## MATERIAL PROVIDED

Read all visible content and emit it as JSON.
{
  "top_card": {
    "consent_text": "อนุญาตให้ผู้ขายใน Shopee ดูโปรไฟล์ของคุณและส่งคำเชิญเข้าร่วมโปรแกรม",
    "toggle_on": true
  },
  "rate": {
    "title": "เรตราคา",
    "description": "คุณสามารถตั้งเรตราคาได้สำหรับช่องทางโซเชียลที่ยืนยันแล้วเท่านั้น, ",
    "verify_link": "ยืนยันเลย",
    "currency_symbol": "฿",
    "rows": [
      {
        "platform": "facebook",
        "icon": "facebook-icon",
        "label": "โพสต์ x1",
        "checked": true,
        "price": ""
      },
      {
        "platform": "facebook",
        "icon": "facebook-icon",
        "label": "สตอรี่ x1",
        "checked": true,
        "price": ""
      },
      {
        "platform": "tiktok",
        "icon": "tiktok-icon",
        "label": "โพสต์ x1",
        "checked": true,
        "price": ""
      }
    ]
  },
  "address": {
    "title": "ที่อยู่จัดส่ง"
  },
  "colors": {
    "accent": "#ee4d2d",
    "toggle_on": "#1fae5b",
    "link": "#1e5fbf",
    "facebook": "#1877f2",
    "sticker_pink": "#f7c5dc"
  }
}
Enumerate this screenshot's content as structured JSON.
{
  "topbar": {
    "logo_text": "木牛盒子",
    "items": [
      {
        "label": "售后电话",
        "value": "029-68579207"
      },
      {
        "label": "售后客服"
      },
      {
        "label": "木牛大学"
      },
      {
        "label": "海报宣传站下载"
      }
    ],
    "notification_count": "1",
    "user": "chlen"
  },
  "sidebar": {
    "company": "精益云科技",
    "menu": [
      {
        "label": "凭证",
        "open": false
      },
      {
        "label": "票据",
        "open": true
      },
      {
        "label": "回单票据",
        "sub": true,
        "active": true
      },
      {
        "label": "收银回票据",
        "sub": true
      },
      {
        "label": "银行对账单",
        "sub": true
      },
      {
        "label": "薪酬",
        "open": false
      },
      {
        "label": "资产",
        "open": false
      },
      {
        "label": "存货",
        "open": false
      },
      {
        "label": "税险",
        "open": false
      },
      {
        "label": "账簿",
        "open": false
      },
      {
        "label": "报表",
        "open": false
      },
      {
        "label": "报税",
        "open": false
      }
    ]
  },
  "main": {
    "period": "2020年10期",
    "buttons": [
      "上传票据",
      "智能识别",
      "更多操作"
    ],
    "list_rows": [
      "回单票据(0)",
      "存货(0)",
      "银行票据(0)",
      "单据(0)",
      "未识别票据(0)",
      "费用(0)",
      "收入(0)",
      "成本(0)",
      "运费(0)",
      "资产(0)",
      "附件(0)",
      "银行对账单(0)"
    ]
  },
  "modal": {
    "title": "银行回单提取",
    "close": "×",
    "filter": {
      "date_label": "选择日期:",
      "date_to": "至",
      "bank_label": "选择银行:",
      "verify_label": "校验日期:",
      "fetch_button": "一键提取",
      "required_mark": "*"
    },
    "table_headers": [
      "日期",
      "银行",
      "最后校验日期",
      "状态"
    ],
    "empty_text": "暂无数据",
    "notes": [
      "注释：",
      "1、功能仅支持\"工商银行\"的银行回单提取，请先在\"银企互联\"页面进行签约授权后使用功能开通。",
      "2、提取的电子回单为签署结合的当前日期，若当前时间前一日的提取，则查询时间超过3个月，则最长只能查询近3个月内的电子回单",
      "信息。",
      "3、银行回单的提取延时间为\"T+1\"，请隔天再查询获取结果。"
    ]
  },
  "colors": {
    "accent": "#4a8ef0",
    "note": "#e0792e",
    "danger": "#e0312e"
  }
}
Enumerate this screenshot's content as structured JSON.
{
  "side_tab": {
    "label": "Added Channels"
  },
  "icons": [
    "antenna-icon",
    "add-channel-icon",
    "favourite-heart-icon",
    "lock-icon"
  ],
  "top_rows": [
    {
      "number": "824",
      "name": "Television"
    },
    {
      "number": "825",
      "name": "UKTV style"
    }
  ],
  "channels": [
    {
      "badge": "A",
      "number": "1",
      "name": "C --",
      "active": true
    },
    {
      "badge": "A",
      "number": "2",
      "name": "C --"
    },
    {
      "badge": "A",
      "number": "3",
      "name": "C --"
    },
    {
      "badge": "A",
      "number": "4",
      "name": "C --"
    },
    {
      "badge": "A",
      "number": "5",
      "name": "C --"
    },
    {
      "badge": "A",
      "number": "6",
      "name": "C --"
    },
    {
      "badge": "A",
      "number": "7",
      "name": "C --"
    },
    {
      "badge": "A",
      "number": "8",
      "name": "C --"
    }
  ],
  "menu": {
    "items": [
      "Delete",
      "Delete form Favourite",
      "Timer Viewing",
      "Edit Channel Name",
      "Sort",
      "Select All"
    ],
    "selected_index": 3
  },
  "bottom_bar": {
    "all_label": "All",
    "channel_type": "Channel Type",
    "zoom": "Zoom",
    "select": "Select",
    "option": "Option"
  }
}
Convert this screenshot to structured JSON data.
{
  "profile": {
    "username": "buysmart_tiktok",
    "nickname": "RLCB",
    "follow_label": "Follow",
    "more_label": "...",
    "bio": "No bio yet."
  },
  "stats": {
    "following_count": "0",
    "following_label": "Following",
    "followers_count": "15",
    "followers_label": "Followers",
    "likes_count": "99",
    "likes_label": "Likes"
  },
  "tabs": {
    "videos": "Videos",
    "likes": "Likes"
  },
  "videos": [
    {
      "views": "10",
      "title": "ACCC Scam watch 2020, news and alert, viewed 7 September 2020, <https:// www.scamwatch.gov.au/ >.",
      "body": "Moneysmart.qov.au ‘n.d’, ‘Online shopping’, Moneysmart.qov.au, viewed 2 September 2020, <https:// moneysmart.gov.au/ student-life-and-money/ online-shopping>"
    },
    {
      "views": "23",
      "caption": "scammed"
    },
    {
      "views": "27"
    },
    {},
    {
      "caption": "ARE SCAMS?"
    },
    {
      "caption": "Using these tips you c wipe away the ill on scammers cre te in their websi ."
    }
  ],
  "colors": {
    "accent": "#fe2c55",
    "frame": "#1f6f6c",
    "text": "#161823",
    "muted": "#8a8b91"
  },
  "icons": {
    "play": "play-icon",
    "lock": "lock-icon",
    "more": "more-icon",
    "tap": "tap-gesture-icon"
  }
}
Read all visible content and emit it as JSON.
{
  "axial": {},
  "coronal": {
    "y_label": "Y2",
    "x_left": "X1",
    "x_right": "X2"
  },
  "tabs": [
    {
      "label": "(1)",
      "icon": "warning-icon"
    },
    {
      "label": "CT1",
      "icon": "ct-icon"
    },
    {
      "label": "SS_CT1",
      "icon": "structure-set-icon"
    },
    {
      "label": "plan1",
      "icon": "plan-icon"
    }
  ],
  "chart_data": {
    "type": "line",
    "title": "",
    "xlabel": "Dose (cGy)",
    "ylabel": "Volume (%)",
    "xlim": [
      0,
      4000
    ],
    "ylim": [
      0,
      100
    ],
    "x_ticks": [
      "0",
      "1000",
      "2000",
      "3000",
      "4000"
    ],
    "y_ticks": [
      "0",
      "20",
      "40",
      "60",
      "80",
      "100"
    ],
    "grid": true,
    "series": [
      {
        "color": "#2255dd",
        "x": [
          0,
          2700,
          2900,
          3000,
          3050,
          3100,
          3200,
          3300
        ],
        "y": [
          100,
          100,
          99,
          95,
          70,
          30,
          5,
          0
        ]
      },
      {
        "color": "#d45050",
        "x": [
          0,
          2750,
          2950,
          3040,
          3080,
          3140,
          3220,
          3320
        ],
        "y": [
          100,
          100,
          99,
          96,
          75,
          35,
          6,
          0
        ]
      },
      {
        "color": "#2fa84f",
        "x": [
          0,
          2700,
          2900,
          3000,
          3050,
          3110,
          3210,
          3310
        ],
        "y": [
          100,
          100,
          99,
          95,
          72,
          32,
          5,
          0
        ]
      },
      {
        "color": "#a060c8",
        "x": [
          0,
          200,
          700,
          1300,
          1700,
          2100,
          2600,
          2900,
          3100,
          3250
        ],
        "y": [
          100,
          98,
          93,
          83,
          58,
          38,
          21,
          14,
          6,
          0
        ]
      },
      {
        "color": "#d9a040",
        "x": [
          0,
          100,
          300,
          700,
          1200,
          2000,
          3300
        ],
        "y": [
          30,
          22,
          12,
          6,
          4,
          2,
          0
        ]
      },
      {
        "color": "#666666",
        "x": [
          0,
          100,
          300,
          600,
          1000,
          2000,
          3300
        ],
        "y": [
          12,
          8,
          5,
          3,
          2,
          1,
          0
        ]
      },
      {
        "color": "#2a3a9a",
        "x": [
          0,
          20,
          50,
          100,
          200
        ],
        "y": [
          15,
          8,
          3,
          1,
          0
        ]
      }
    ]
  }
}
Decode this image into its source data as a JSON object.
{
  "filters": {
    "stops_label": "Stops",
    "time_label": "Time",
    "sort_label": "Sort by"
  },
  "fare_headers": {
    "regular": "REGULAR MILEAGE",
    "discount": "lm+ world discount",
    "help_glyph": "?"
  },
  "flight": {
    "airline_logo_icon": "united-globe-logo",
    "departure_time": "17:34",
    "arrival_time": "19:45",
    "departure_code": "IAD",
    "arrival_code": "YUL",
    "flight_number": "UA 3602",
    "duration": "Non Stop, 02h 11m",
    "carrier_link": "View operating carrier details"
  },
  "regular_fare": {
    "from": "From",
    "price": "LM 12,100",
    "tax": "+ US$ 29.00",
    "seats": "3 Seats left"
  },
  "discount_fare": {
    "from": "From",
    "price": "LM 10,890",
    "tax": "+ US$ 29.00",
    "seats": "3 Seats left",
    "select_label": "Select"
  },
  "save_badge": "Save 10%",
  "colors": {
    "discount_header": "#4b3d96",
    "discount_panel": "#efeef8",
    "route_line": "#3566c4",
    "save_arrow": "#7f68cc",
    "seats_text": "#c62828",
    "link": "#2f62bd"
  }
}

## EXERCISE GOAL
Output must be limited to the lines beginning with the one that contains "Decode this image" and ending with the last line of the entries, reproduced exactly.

## FINAL ANSWER
Decode this image into its source data as a JSON object.
{
  "filters": {
    "stops_label": "Stops",
    "time_label": "Time",
    "sort_label": "Sort by"
  },
  "fare_headers": {
    "regular": "REGULAR MILEAGE",
    "discount": "lm+ world discount",
    "help_glyph": "?"
  },
  "flight": {
    "airline_logo_icon": "united-globe-logo",
    "departure_time": "17:34",
    "arrival_time": "19:45",
    "departure_code": "IAD",
    "arrival_code": "YUL",
    "flight_number": "UA 3602",
    "duration": "Non Stop, 02h 11m",
    "carrier_link": "View operating carrier details"
  },
  "regular_fare": {
    "from": "From",
    "price": "LM 12,100",
    "tax": "+ US$ 29.00",
    "seats": "3 Seats left"
  },
  "discount_fare": {
    "from": "From",
    "price": "LM 10,890",
    "tax": "+ US$ 29.00",
    "seats": "3 Seats left",
    "select_label": "Select"
  },
  "save_badge": "Save 10%",
  "colors": {
    "discount_header": "#4b3d96",
    "discount_panel": "#efeef8",
    "route_line": "#3566c4",
    "save_arrow": "#7f68cc",
    "seats_text": "#c62828",
    "link": "#2f62bd"
  }
}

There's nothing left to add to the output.